Even though some think Apple () needs a new product to keep sales and profits booming, Apple has rallied past the trillion level thanks to solid sales of the iPhone 8 and X — particularly in China and Japan — and surging services revenue from the App Store.
Related: Apple is showering its investors with cash
Wall Street thinks Apple could go even higher. Thirteen analysts have a price target of above $225 for Apple. The most bullish, Brian White of Monness, Crespi, Hardt & Co., has a price target of $275 a share. That would value Apple at $1.3 trillion.
Apple is benefiting from investor euphoria surrounding the tech sector broadly as well — and it could soon have company in the trillion dollar club.
Amazon (), Google owner Alphabet ( ) and Microsoft ( ) have all rallied to near record highs this year, too. Amazon is worth nearly $900 billion while Google and Microsoft are each now worth more than $800 billion.
Apple is not the first publicly traded company in the world to surpass the trillion dollar mark though.
Perhaps the biggest marketing issue facing brands in the digital age is ad fraud. Brands putting money into a system want to know, quite reasonably, where that money goes—to which site and to which audience.
Juniper Research released a report in May that found brands “lose” $51 million per day, or about $19 billion a year, on fraudulent ads. And if nothing is done to curb this, Juniper reports that by 2022, that number will be $44 billion per year.
Big spenders, like Procter & Gamble and Unilever, have issued clarion calls to the industry to clean up its act. Platforms that contribute to the messiness—Facebook, Google, YouTube—often find combating ad fraud is easier said than done. It’s a game of Whack-a-mole.

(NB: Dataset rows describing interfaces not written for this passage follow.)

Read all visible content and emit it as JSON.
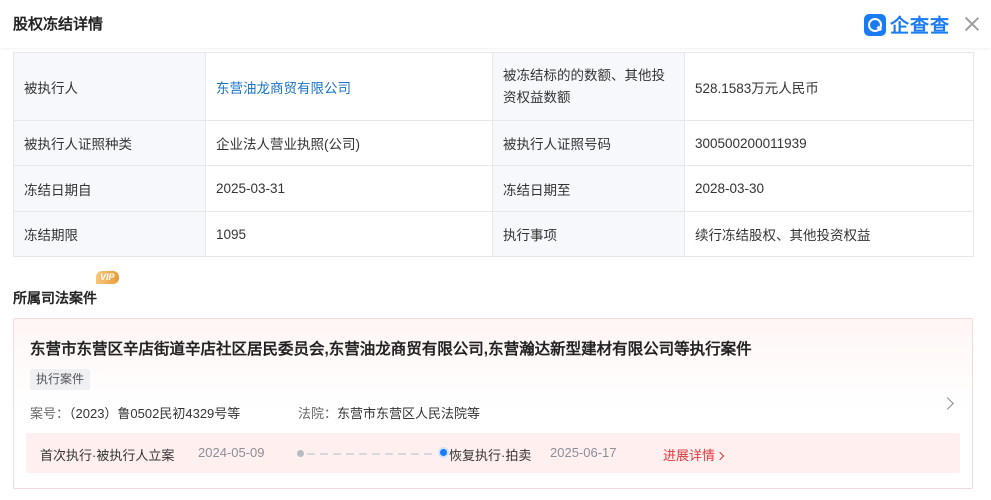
{
  "header": {
    "title": "股权冻结详情",
    "logo_text": "企查查",
    "logo_color": "#1b7bf5",
    "icons": {
      "logo": "qichacha-logo-icon",
      "close": "close-icon"
    }
  },
  "freeze_details": [
    {
      "label": "被执行人",
      "value": "东营油龙商贸有限公司",
      "value_is_link": true,
      "label2": "被冻结标的的数额、其他投资权益数额",
      "value2": "528.1583万元人民币"
    },
    {
      "label": "被执行人证照种类",
      "value": "企业法人营业执照(公司)",
      "label2": "被执行人证照号码",
      "value2": "300500200011939"
    },
    {
      "label": "冻结日期自",
      "value": "2025-03-31",
      "label2": "冻结日期至",
      "value2": "2028-03-30"
    },
    {
      "label": "冻结期限",
      "value": "1095",
      "label2": "执行事项",
      "value2": "续行冻结股权、其他投资权益"
    }
  ],
  "judicial_section": {
    "title": "所属司法案件",
    "vip_badge": "VIP",
    "case": {
      "title": "东营市东营区辛店街道辛店社区居民委员会,东营油龙商贸有限公司,东营瀚达新型建材有限公司等执行案件",
      "tag": "执行案件",
      "case_no_label": "案号：",
      "case_no": "（2023）鲁0502民初4329号等",
      "court_label": "法院：",
      "court": "东营市东营区人民法院等",
      "timeline": {
        "step1_label": "首次执行·被执行人立案",
        "step1_date": "2024-05-09",
        "step2_label": "恢复执行·拍卖",
        "step2_date": "2025-06-17",
        "detail_link": "进展详情"
      }
    }
  },
  "colors": {
    "accent": "#1b7bf5",
    "link": "#1a73c9",
    "highlight": "#e0373e"
  }
}
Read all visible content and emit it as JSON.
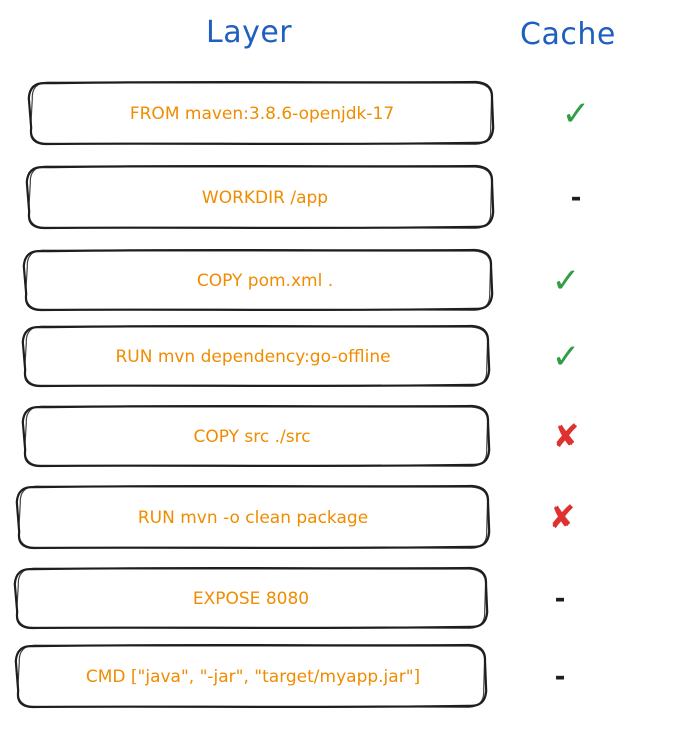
{
  "headers": {
    "layer": "Layer",
    "cache": "Cache"
  },
  "colors": {
    "header": "#1e5fbf",
    "label": "#f08c00",
    "outline": "#1e1e1e",
    "check": "#2f9e44",
    "cross": "#e03131"
  },
  "layers": [
    {
      "label": "FROM maven:3.8.6-openjdk-17",
      "cache": "✓",
      "status": "cached",
      "icon": "check-icon"
    },
    {
      "label": "WORKDIR /app",
      "cache": "-",
      "status": "none",
      "icon": "dash-icon"
    },
    {
      "label": "COPY pom.xml .",
      "cache": "✓",
      "status": "cached",
      "icon": "check-icon"
    },
    {
      "label": "RUN mvn dependency:go-offline",
      "cache": "✓",
      "status": "cached",
      "icon": "check-icon"
    },
    {
      "label": "COPY src ./src",
      "cache": "✘",
      "status": "invalidated",
      "icon": "cross-icon"
    },
    {
      "label": "RUN mvn -o clean package",
      "cache": "✘",
      "status": "invalidated",
      "icon": "cross-icon"
    },
    {
      "label": "EXPOSE 8080",
      "cache": "-",
      "status": "none",
      "icon": "dash-icon"
    },
    {
      "label": "CMD [\"java\", \"-jar\", \"target/myapp.jar\"]",
      "cache": "-",
      "status": "none",
      "icon": "dash-icon"
    }
  ]
}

Publishers, too, are affected by ad fraud, to the tune of $1.27 billion per year, according to a study conducted by 16 publishers.
Often lost in this discussion, however, are the complex questions of what exactly is ad fraud, and how does it happen?
Adweek recently spoke with Chad Peplinski, svp of media at Conversant. In the video above, he explains some of the different types of ad fraud. In the video below, he tells us how an ad becomes fraudulent.